The insight I wish today on Father's Day is the concept of capital transfer to future generations.
Parents transfer wealth in two ways which I believe should be equivalent to each other if proper planning takes place.
a) Transfer of Financial Capital
Transfer for capital assets happen upon death or on special events. Money and financial securities changes hands from parents to children when parent's die or feel that children are ready to take over some of the assets. This is dominant form of wealth transfer which presents a lot of problems ( or lucrative fees for lawyers ). Asian children are sometimes not ready to take on this amount of wealth and have a strong propensity to spend it all away.
My personal philosophy is teach my kids to manage their wealth properly. Not just in terms of learning how to save, but they also need to play with the capital markets early in life.
b) Transfer of Human Capital
The second form of transfer is the transfer of human capital. The parent makes a wealth deduction to increase the human capital of their children.
This is a huge industry in Singapore. Parents can spend thousands a month to give their kids tuition. The best tutors can be a as rich as hedge fund managers.
On a very disturbing note, there are now camps to prepare children to get into the Gifted education program. I read brochures threatening parents that if their kids are really gifted and nothing is being done to give them special training, they would get bored and would lose interest in their studies.
The first important insight is to recognise what tuition and these gifted boot-camps are, a means of transforming financial capital into your kid's human capital.
c) Balancing financial and human capital transfer is the killer app of parenting.

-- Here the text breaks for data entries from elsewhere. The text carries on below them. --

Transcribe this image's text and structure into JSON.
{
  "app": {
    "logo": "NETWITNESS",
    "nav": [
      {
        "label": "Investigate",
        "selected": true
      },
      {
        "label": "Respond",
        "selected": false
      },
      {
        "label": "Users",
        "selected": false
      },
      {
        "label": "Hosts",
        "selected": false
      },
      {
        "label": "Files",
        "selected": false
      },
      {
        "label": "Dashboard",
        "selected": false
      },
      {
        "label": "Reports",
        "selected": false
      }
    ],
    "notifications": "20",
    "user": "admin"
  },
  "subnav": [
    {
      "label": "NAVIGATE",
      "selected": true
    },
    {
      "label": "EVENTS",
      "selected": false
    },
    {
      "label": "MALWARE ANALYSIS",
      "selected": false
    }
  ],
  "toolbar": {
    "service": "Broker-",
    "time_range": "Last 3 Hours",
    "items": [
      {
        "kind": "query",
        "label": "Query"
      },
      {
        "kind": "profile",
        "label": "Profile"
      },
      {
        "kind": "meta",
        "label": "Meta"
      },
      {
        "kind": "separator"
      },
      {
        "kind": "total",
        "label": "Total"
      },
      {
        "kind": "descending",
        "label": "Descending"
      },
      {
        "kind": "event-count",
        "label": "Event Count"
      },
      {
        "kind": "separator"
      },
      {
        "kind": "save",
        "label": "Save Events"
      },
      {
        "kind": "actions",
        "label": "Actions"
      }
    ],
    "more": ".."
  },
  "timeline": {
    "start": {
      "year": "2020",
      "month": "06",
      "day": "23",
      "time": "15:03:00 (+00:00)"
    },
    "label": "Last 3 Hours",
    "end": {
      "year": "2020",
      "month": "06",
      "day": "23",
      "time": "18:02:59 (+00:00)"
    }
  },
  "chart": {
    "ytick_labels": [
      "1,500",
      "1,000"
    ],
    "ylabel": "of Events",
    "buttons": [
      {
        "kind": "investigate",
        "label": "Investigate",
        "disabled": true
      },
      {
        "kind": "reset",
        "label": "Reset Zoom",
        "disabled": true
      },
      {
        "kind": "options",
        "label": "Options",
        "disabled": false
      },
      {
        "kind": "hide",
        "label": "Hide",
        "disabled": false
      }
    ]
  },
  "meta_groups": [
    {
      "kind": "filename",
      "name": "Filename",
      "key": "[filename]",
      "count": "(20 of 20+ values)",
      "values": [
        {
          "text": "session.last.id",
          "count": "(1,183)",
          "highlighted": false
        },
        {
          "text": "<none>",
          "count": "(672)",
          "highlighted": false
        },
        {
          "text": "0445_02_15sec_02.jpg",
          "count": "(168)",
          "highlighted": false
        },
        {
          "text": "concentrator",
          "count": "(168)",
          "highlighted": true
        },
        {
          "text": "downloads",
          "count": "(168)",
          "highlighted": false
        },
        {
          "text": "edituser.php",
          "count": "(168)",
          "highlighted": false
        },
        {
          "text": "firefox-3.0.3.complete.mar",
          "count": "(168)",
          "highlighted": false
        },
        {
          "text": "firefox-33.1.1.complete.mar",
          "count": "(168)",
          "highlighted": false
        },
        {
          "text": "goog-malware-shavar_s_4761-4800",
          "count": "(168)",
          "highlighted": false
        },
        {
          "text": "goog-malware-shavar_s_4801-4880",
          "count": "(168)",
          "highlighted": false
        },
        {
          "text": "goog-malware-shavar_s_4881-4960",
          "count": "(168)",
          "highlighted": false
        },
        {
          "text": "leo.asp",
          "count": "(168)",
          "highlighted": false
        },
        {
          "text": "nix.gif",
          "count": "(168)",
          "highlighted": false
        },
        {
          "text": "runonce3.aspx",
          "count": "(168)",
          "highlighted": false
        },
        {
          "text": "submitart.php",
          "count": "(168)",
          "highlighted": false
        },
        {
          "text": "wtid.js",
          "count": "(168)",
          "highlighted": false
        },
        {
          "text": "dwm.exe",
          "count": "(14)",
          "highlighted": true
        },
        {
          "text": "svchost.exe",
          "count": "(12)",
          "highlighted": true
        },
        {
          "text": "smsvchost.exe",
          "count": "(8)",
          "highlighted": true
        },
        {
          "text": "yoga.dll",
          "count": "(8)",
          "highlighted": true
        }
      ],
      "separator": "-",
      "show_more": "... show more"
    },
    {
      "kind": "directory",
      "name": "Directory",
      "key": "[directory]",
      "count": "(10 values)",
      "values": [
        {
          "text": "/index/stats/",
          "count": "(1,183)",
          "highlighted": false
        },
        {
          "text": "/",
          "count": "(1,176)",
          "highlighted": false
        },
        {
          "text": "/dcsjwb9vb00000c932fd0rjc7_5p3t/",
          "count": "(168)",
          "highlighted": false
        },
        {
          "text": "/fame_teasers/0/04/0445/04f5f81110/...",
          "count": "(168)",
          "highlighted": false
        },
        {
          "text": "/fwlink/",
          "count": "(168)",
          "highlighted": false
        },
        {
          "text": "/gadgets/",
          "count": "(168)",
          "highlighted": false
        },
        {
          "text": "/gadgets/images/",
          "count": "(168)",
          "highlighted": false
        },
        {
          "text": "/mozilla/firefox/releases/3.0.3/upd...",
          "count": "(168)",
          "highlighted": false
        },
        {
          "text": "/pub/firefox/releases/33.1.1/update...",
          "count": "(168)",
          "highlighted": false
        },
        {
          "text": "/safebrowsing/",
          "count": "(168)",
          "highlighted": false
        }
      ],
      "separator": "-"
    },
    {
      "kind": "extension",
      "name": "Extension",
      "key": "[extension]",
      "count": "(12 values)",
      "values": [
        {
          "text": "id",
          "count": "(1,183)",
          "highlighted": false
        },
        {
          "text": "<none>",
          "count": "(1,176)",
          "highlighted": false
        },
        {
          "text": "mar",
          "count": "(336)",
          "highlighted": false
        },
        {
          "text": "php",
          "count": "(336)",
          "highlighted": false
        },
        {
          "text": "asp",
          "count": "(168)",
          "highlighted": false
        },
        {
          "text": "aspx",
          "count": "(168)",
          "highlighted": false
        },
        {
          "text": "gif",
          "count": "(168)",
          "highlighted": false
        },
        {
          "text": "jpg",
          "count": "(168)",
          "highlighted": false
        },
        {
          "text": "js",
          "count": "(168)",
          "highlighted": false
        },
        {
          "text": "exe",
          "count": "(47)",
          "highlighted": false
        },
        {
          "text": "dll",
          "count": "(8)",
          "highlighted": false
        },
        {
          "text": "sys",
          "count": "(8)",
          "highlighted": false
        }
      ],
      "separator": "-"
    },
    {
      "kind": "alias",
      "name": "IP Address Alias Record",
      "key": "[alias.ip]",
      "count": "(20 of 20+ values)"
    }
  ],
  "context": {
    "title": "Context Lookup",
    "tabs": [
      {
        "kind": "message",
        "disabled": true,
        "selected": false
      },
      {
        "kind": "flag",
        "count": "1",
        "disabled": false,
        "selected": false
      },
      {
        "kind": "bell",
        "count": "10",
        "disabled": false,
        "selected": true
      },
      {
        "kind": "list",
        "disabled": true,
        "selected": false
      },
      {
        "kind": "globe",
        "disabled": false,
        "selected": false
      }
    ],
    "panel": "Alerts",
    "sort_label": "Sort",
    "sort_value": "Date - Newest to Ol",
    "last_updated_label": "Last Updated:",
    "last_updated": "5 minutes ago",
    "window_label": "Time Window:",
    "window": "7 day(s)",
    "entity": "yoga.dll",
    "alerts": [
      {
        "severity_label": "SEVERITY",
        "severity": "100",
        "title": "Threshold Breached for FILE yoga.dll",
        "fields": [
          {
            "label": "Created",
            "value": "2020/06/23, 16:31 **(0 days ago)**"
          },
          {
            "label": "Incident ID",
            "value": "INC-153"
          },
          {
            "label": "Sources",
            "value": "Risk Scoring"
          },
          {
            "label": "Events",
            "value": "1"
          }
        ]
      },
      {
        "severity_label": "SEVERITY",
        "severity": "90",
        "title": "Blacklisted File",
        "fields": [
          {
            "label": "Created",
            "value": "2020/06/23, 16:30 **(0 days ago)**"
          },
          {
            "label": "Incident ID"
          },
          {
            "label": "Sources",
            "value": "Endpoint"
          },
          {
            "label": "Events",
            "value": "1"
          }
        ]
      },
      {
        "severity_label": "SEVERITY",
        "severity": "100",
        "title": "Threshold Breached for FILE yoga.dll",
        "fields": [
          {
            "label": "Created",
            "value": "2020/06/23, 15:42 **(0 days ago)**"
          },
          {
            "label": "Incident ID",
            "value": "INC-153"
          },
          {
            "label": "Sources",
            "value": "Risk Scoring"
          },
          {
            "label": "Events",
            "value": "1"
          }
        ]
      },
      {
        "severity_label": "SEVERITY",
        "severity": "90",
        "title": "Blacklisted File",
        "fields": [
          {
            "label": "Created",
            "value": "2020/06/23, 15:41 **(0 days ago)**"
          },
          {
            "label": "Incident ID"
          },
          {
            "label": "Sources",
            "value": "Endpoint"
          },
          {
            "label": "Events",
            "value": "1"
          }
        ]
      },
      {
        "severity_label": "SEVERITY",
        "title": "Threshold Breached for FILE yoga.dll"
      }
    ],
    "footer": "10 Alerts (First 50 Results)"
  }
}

With the realisation that everything is just a form of capital transfer, parents should be able to move more tactically when making decisions to develop their kids.
Suppose you spend $2,000 a month on tuition and boot-camps, and you believe that if you do this from age 3 until the age of 18, you would be able to push your child into a university program. It is helpful to ask yourself whether you can invest this same $2,000 in a portfolio to generate passive income for your kid such that when he graduates from a polytechnic, the passive income and his salary would be higher than his starting pay as a fresh graduate.
As it turns out that compounded at 7%, paying $2000 for 15 years ends up with a pretty large portfolio of $650,000.
Your kid can get enough capital to build a start-up with that amount of cash.
d) Why I lean towards financial capital transfer.
It can be argued that being somewhat against tuition, I am less kiasu than other parents, but I want to argue that I am actually more kiasu.
When your kids enter an expensive Montessori program or attend an expensive play-school, is there documented evidence that these children go on to university programs after accounting for social economic factors and other variables ? Instead, if a parent were to invest a bit of his own time, he can teach his kids to use Khan Academy and Coursera to pick up skills based on the child's own personal interest.
The statistical evidence for the return of a portfolio of equities, however, is easily accessible over the web. With a time horizon of 15 to 20 years, the odds of a portfolio beating inflation is definitely higher than the odds of your kids getting into law or medical school in NUS.
Of course, to be able to balance the extent of human and capital transfer, you will need to be intimately familiar with the strengths and weaknesses of your child and make decisions accordingly. I believe that tuition should be targeted at the crucial subjects your kid is hopeless at but must pass to get into a good tertiary institution (Like EL1), or at subjects where your kid is so good at, a slight nudge from a trained coach can get your kid into the Olympiads.
It is entirely possible that your kid would not make it academically but can succeed as an entrepreneur instead and would appreciate financial capital instead.